• [WHAT IS BEING ASKED]: Using the data below, find how many lines include the word "Gisele" and report that figure alone.

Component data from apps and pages
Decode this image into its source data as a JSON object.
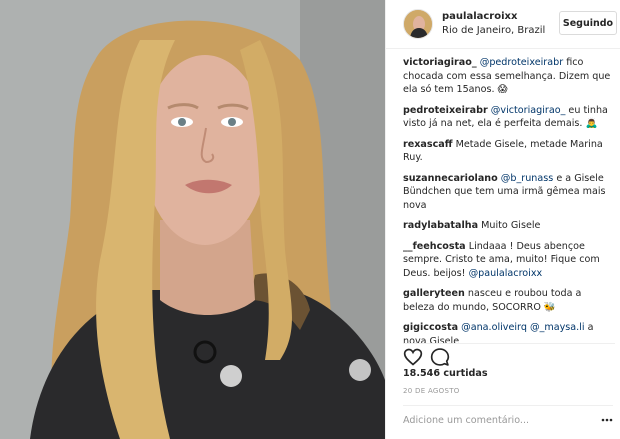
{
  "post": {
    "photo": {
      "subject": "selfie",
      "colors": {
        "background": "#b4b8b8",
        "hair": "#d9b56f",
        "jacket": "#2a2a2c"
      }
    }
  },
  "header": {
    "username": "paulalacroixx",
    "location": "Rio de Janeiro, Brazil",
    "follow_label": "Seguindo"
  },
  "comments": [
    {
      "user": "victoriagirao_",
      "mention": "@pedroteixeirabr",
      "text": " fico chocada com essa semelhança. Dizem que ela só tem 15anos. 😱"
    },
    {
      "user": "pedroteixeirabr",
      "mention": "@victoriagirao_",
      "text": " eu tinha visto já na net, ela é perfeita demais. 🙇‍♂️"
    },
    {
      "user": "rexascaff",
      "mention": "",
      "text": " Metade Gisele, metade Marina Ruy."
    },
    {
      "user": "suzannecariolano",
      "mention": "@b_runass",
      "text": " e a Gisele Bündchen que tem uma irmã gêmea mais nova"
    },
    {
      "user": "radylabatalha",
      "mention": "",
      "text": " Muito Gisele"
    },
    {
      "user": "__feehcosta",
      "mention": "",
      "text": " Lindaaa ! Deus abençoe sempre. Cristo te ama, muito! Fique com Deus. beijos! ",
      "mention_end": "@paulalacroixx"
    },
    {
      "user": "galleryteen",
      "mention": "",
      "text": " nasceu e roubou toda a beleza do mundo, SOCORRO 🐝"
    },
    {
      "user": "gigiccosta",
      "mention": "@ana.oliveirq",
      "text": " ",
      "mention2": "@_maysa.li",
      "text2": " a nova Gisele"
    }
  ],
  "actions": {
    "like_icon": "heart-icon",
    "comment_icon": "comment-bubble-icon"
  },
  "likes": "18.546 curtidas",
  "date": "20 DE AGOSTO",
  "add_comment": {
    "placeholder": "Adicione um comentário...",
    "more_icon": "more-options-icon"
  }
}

• [EXERCISE RESULT]: 4